The hybrid practice of combining craft and technology through eTextiles and electronic crafts presents a potent opportunity to express ourselves and build community dialogue. We seek to design “soft” objects of self-expression and resistance in the face of an uncertain and unstable political environment, locally and globally.
In these four workshops, we will experiment with different materials, soft circuitry techniques and tools, then build a prototype that responds to a central question. Participants will explore conductive materials, receive an introduction to Arduino, and learn a range of soft circuit construction techniques including handmade sensors, paper and fabric circuits, shape memory alloys, DIY fabric and paper speakers, thermochromic inks, and more.
Diversity is our mandate. Everyone is welcome. No prior knowledge is necessary to participate.

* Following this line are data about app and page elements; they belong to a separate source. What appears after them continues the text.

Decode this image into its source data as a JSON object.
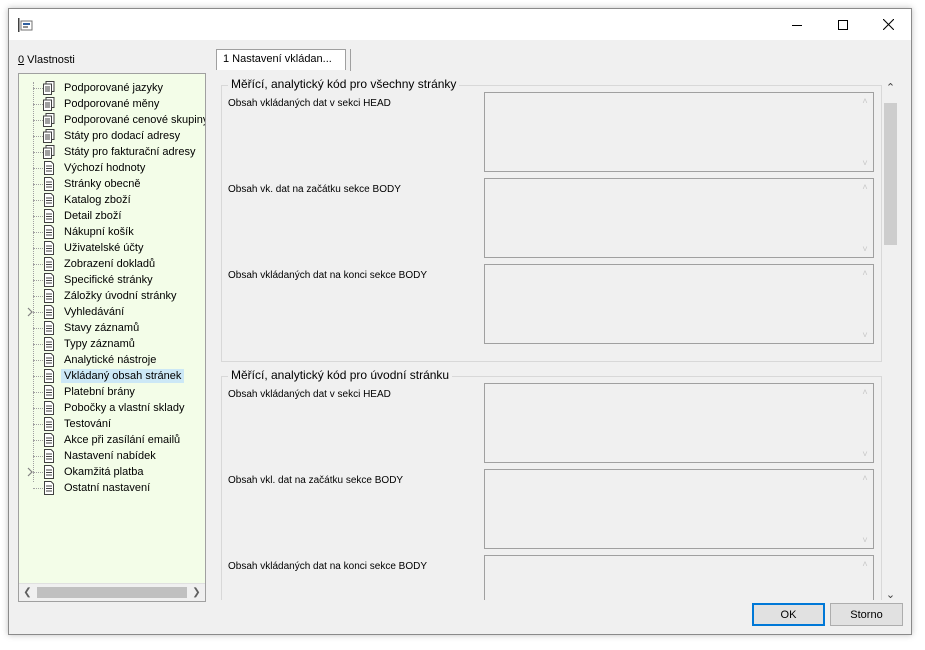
{
  "window": {
    "title": "",
    "buttons": {
      "minimize": "minimize-icon",
      "maximize": "maximize-icon",
      "close": "close-icon"
    }
  },
  "left_panel": {
    "label_accel": "0",
    "label_rest": " Vlastnosti",
    "items": [
      {
        "label": "Podporované jazyky",
        "icon": "document-stack-icon",
        "expandable": false
      },
      {
        "label": "Podporované měny",
        "icon": "document-stack-icon",
        "expandable": false
      },
      {
        "label": "Podporované cenové skupiny",
        "icon": "document-stack-icon",
        "expandable": false
      },
      {
        "label": "Státy pro dodací adresy",
        "icon": "document-stack-icon",
        "expandable": false
      },
      {
        "label": "Státy pro fakturační adresy",
        "icon": "document-stack-icon",
        "expandable": false
      },
      {
        "label": "Výchozí hodnoty",
        "icon": "document-icon",
        "expandable": false
      },
      {
        "label": "Stránky obecně",
        "icon": "document-icon",
        "expandable": false
      },
      {
        "label": "Katalog zboží",
        "icon": "document-icon",
        "expandable": false
      },
      {
        "label": "Detail zboží",
        "icon": "document-icon",
        "expandable": false
      },
      {
        "label": "Nákupní košík",
        "icon": "document-icon",
        "expandable": false
      },
      {
        "label": "Uživatelské účty",
        "icon": "document-icon",
        "expandable": false
      },
      {
        "label": "Zobrazení dokladů",
        "icon": "document-icon",
        "expandable": false
      },
      {
        "label": "Specifické stránky",
        "icon": "document-icon",
        "expandable": false
      },
      {
        "label": "Záložky úvodní stránky",
        "icon": "document-icon",
        "expandable": false
      },
      {
        "label": "Vyhledávání",
        "icon": "document-icon",
        "expandable": true
      },
      {
        "label": "Stavy záznamů",
        "icon": "document-icon",
        "expandable": false
      },
      {
        "label": "Typy záznamů",
        "icon": "document-icon",
        "expandable": false
      },
      {
        "label": "Analytické nástroje",
        "icon": "document-icon",
        "expandable": false
      },
      {
        "label": "Vkládaný obsah stránek",
        "icon": "document-icon",
        "expandable": false,
        "selected": true
      },
      {
        "label": "Platební brány",
        "icon": "document-icon",
        "expandable": false
      },
      {
        "label": "Pobočky a vlastní sklady",
        "icon": "document-icon",
        "expandable": false
      },
      {
        "label": "Testování",
        "icon": "document-icon",
        "expandable": false
      },
      {
        "label": "Akce při zasílání emailů",
        "icon": "document-icon",
        "expandable": false
      },
      {
        "label": "Nastavení nabídek",
        "icon": "document-icon",
        "expandable": false
      },
      {
        "label": "Okamžitá platba",
        "icon": "document-icon",
        "expandable": true
      },
      {
        "label": "Ostatní nastavení",
        "icon": "document-icon",
        "expandable": false
      }
    ]
  },
  "tabs": [
    {
      "label": "1 Nastavení vkládan..."
    }
  ],
  "groups": [
    {
      "title": "Měřící, analytický kód pro všechny stránky",
      "fields": [
        {
          "label": "Obsah vkládaných dat v sekci HEAD",
          "value": ""
        },
        {
          "label": "Obsah vk. dat na začátku sekce BODY",
          "value": ""
        },
        {
          "label": "Obsah vkládaných dat na konci sekce BODY",
          "value": ""
        }
      ]
    },
    {
      "title": "Měřící, analytický kód pro úvodní stránku",
      "fields": [
        {
          "label": "Obsah vkládaných dat v sekci HEAD",
          "value": ""
        },
        {
          "label": "Obsah vkl. dat na začátku sekce BODY",
          "value": ""
        },
        {
          "label": "Obsah vkládaných dat na konci sekce BODY",
          "value": ""
        }
      ]
    }
  ],
  "footer": {
    "ok_label": "OK",
    "cancel_label": "Storno"
  },
  "colors": {
    "tree_background": "#f3fde8",
    "selection": "#cce8f6",
    "default_button_border": "#0078d7"
  }
}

All workshops will be thoroughly documented and made available under Creative Commons licenses to replicate and adapt.
Liza Stark is a designer, playmaker, and educator based in New York. She sculpts circuits out of fabric and paper, creates game-like learning experiences, and works hand-in-hand with communities to make epic things. Right now her practice focuses on designing performative games that combine electronics & textiles with whimsy & activism to yield embodied learning experiences that question the social spaces we’ve constructed.
She teaches Computational Craft in the MFA Design and Technology program at Parsons The New School for Design and her work has been featured in Maker Faire, Open Hardware Summit, CIANT, ACM Conference on Tangible, Embedded, and Embodied Interfaces Conference, eTextile Summercamp at Moulins Paillard, and more.
Nicole Messier is a Brooklyn based technologist, maker, and designer whose practice spans across physical and digital platforms that focus on education, interaction, and playfulness. She is also a Creative Technologist at Local Projects and adjunct faculty at Parsons School of Design where she teaches creative coding. Her work has been featured at Maker Faire, Tangible Embedded and Embodied Interaction conference, SXSWedu, The Contours of Algorithmic Life, and more.